(Task statement) Go through the records below and report each line with "this" in it.

(Extracted records)
────────────────────

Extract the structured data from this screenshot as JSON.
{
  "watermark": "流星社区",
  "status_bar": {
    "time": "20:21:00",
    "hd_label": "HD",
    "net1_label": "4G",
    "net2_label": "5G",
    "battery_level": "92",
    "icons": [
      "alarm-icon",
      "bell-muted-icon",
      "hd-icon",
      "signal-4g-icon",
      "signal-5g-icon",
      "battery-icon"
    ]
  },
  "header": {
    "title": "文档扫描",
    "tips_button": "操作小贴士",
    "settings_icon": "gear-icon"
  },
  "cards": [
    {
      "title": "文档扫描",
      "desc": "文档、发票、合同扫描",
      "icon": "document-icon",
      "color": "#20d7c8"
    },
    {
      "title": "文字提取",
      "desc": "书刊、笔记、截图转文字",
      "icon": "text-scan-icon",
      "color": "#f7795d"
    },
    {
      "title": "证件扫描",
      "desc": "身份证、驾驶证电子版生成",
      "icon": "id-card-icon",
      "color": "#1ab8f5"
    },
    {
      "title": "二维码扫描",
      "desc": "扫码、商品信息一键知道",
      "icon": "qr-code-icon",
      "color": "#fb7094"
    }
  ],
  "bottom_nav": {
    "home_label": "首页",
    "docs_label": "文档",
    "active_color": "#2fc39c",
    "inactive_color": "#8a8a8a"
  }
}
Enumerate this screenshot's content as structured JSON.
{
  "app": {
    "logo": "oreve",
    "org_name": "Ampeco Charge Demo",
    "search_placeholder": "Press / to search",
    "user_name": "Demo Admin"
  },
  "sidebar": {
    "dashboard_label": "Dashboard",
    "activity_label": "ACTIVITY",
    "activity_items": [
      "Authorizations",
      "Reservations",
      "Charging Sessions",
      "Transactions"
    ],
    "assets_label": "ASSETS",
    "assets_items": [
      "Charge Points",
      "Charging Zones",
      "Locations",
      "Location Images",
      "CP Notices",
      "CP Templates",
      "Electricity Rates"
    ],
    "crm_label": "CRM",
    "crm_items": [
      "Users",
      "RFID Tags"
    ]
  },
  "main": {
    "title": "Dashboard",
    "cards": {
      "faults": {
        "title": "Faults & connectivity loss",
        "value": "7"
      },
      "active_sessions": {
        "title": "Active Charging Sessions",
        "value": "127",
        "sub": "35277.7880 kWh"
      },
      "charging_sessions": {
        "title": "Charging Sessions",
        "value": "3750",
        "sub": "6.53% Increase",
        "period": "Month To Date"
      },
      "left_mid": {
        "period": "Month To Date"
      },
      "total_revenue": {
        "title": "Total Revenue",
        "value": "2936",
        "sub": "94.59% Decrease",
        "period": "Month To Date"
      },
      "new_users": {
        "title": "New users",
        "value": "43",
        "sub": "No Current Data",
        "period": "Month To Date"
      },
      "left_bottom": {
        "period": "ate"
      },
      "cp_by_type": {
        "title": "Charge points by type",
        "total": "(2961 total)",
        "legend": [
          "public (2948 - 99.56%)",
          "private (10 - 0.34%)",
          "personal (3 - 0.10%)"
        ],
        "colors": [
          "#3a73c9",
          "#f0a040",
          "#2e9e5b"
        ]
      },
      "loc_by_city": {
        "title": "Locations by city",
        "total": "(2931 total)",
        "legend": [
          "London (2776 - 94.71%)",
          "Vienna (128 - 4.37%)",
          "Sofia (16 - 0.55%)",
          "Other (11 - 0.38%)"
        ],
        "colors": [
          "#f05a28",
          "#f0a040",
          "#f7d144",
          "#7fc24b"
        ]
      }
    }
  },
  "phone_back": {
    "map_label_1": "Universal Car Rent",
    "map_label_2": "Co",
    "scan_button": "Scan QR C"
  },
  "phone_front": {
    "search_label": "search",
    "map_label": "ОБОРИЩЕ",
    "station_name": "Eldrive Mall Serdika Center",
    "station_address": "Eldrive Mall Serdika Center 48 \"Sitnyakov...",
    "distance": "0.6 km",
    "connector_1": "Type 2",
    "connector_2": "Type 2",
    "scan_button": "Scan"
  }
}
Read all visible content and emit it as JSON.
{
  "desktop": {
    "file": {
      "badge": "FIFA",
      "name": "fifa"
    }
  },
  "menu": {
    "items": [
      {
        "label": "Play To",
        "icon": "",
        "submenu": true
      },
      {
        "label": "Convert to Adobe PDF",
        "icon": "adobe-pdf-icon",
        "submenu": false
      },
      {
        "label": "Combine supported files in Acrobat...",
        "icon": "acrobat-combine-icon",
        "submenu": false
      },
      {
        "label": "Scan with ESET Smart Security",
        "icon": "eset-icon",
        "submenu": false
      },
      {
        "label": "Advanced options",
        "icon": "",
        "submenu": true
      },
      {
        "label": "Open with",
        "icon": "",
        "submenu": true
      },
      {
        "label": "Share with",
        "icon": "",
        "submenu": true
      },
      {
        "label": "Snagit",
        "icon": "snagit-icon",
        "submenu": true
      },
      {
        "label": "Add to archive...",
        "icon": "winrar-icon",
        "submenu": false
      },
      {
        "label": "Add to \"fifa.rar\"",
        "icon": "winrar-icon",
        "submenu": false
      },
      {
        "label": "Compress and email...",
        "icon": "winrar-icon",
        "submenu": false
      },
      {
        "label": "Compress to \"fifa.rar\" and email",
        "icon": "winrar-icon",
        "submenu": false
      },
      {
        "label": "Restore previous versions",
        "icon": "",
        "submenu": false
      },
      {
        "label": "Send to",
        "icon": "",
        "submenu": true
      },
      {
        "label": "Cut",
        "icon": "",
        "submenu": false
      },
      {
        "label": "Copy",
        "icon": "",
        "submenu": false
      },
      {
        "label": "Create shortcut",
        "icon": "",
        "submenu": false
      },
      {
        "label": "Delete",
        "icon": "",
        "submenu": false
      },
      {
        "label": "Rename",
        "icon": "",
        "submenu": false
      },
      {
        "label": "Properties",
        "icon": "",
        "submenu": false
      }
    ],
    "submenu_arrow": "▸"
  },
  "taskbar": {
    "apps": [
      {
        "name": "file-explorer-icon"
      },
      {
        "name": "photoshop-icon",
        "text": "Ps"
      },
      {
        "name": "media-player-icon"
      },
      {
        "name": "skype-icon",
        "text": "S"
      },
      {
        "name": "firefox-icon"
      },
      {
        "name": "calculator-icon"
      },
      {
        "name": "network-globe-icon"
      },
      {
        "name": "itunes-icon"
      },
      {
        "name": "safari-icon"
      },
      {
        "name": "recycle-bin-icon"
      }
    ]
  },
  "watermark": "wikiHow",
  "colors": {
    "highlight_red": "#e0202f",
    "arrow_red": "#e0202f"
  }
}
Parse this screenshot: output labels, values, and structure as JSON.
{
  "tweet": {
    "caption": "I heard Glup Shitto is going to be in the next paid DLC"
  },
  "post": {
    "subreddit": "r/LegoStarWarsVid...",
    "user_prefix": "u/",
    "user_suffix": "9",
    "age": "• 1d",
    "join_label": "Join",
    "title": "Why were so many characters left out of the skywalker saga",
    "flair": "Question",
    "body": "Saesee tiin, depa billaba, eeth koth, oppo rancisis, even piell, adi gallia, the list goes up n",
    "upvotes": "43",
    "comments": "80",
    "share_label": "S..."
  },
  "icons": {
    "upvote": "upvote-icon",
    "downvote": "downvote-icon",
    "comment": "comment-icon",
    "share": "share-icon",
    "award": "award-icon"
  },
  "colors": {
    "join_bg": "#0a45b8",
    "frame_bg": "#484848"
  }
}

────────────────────

(Reply)
Extract the structured data from this screenshot as JSON.
Enumerate this screenshot's content as structured JSON.
Parse this screenshot: output labels, values, and structure as JSON.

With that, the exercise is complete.